    You need to show that the presence of the statue would inevitably result in an official endorsement of a particular religion.

    It does. Unless one can put up a similar statue for everyone’s different religious view so that no one is left out (which is probably not possible) the state is endorsing one or some religious views over others by giving those views special status and special advertizing space that aren’t afforded to other views. And, the state is officially sanctioning belief over non-belief in the process.

    I’ll (again) ask for actual evidence that anyone has been treated differently in court as a direct result of a religiously-themed statue being placed in front of a courthouse.

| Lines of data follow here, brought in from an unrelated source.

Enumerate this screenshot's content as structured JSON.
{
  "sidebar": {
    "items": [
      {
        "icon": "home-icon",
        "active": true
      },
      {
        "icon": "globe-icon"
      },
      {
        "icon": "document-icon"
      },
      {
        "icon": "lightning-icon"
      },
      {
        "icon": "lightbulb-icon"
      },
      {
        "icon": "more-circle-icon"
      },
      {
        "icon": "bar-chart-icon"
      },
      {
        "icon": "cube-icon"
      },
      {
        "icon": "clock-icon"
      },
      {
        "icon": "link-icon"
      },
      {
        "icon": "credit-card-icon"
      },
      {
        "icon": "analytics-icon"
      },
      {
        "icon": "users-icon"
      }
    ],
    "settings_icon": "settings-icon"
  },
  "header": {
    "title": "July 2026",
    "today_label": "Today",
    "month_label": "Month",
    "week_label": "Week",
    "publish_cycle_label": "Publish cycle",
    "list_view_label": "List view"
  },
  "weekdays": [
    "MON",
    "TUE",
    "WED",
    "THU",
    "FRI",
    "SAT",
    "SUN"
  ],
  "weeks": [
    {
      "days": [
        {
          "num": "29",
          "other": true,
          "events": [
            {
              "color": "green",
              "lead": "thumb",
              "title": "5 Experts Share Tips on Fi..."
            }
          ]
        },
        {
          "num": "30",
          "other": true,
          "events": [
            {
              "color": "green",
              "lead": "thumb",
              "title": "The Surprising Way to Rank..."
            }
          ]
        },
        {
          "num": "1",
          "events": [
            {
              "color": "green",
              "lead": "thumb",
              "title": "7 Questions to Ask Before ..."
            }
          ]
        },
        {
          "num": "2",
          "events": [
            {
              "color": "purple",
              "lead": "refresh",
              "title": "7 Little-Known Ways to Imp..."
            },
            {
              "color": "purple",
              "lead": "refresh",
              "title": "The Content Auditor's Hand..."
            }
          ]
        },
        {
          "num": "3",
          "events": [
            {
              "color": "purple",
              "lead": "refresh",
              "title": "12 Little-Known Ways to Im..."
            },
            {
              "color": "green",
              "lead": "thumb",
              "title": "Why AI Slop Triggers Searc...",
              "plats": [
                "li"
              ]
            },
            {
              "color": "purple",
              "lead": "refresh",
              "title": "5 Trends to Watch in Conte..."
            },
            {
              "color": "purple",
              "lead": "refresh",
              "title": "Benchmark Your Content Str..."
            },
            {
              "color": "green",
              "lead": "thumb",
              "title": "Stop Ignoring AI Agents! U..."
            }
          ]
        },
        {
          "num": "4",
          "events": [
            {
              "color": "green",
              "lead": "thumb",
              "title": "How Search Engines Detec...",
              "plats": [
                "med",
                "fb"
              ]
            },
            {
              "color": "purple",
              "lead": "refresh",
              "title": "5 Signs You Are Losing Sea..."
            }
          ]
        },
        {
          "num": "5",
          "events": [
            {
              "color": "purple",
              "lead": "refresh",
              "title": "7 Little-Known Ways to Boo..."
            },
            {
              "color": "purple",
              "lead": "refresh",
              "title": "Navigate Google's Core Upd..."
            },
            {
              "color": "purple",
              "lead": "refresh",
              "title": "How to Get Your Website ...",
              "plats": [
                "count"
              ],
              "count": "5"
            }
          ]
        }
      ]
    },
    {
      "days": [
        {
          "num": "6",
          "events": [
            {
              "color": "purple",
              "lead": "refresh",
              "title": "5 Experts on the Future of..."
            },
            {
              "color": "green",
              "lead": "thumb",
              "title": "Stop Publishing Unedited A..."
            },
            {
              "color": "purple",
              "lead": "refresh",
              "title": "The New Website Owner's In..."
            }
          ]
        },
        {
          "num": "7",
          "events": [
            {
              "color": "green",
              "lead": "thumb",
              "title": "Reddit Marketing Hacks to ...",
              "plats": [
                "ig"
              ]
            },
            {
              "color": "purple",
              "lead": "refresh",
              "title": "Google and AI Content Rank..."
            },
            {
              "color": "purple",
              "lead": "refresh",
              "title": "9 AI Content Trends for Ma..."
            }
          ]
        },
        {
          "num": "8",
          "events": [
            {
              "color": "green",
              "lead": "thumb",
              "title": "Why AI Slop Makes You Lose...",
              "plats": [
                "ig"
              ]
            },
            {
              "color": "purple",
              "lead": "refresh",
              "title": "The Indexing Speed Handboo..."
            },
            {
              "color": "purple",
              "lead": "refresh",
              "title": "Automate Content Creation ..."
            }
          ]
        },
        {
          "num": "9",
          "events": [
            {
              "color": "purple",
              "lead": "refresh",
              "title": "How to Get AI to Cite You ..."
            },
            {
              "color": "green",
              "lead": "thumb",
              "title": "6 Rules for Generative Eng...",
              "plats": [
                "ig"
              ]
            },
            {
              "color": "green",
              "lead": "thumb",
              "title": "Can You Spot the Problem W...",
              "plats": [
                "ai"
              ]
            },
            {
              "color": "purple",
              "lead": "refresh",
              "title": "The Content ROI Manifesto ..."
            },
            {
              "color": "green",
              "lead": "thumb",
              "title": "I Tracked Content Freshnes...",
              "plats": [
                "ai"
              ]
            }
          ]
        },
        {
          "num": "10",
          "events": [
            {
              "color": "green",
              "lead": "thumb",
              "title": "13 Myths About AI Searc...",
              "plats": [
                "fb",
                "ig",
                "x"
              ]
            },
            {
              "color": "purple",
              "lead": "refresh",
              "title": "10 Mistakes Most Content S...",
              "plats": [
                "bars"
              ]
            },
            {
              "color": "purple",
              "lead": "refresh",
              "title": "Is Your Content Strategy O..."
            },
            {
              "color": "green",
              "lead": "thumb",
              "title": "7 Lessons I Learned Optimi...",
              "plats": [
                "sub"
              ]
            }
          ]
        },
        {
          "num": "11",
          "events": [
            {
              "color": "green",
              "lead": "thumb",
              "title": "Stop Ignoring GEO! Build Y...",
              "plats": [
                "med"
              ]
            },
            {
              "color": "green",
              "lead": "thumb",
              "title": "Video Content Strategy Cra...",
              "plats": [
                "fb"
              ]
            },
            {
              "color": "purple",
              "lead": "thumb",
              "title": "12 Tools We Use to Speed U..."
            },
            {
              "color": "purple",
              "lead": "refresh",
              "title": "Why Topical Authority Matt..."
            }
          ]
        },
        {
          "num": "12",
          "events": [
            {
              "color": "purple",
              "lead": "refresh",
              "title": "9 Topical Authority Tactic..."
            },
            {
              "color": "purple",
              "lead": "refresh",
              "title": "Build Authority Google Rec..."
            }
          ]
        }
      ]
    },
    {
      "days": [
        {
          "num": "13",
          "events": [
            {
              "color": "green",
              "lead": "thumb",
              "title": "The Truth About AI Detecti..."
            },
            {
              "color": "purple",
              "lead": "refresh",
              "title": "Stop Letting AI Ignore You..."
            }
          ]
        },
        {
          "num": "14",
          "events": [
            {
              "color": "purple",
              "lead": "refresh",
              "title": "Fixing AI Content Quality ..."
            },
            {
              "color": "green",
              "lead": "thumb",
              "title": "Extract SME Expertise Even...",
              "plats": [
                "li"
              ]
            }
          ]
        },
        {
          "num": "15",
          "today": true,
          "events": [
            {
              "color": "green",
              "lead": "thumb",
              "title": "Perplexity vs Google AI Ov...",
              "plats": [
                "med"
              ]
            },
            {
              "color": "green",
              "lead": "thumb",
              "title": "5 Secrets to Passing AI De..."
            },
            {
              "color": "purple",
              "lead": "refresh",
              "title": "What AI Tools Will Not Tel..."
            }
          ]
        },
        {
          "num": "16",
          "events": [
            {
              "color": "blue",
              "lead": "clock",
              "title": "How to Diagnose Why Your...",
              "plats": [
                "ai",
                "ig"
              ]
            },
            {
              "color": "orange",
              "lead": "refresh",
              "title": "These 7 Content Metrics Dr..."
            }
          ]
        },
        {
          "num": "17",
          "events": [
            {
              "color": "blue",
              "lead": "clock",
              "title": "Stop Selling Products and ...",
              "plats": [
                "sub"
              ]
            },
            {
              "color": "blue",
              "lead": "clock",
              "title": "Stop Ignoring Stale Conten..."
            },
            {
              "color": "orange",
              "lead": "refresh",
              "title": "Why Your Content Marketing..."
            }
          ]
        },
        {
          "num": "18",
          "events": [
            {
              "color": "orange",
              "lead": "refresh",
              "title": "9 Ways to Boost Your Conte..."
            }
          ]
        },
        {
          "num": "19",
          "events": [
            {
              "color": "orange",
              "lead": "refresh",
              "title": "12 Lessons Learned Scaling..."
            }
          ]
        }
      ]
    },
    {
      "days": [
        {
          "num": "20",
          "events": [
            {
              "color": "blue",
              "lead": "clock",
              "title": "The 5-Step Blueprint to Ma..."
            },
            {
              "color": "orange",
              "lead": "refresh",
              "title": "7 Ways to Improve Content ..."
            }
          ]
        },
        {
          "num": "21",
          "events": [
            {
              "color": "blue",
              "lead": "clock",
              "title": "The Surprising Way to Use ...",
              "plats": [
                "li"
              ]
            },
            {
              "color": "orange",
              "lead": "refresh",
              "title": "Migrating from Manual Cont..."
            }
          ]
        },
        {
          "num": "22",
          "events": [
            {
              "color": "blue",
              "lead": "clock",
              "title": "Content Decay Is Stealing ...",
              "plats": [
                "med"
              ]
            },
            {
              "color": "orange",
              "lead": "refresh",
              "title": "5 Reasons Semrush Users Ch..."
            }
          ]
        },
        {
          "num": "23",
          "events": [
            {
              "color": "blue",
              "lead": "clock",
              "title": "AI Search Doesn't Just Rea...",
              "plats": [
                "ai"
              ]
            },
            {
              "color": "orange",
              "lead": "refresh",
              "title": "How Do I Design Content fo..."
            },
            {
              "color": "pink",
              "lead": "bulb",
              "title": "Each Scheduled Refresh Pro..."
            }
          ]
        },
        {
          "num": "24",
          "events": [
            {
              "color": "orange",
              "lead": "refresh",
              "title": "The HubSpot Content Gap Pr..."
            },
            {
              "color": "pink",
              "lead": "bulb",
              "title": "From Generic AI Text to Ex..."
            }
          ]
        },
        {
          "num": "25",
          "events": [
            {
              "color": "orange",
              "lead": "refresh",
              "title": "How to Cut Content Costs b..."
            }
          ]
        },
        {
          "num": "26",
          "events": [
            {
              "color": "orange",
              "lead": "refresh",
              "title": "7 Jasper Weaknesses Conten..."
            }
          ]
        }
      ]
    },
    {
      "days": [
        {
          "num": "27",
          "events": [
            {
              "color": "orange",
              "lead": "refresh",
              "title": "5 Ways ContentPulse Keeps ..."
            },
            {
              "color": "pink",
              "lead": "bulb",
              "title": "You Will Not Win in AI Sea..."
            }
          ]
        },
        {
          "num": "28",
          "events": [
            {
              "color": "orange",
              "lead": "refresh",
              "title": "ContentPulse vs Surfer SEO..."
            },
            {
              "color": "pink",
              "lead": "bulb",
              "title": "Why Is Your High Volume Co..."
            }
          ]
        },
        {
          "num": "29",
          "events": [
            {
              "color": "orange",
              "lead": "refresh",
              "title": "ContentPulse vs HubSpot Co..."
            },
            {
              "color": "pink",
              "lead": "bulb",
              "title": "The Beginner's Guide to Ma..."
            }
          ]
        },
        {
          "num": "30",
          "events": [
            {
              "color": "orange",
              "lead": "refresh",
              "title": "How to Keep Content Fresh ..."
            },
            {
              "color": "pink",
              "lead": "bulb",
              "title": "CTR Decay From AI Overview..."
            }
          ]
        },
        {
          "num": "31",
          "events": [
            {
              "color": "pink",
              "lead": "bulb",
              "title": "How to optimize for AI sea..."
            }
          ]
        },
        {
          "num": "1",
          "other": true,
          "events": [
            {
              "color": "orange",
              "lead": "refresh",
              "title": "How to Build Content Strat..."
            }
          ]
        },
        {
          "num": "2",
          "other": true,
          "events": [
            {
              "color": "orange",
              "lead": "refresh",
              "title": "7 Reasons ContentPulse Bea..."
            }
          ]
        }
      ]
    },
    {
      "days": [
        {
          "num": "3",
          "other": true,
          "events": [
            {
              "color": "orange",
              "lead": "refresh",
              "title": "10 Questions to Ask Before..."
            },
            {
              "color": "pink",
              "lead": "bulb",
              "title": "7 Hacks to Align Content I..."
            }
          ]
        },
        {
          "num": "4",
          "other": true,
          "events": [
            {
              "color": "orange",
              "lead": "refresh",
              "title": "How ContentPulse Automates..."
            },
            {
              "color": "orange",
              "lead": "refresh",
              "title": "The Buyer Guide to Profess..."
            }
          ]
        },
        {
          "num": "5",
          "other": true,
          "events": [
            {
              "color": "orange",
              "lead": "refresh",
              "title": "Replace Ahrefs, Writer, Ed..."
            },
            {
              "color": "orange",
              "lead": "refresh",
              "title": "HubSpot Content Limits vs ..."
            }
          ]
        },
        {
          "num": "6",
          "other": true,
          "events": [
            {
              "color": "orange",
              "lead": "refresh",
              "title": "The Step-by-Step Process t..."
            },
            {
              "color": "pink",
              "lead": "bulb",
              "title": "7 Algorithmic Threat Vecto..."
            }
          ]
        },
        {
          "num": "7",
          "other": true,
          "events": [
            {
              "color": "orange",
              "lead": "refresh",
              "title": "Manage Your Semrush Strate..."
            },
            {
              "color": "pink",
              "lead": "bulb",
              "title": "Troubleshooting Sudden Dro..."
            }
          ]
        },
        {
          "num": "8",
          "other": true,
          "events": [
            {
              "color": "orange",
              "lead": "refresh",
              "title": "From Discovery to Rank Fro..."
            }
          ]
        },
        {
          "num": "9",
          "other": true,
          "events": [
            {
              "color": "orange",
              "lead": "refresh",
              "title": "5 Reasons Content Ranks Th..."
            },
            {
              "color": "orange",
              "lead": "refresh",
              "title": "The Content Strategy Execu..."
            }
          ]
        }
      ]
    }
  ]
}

    You have your answer in #36, and I’ve already linked to Roy Moore as just a single example of someone who quite blatantly put Xianity forward as preferential. But, even if no person actually treated me differently, the government itself would be (and is) treating me differently.

    The Lemon Test applies to legislation concerning religion, it does not apply to statues or other art.

    It applies to entanglements between government and religion.

    I was speaking of statues in general, and choosing a random statue from that set. I fail to see how that’s disingenuous.

    Because, in this country, the statues are all Xian iconography – the same religion that you happen to believe in. To claim they are “random statues” is quite disingenuous when in reality they are not random. They are iconography from your chosen religion and the chosen religion of the majority of the populace. Do you believe that the majority gets to usurp the rights of the minority? The Constitution is there to protect against that, which is why the First Amendment doesn’t allow for things like this.

  • Nes

    While I don’t know that this particular courthouse had any Bible passages or Christian imagery around it, I can’t help but think that such would only make things like that more likely.

  • http://www.daylightatheism.org Ebonmuse

    Dan, it may help you to see this from a different perspective. Here’s the story of an evangelical Christian who was on the receiving end of a church-state violation, and who describes how it made him feel to be in the minority among a larger group that was imposing its religion on him. It’s a viewpoint you’d do well to consider.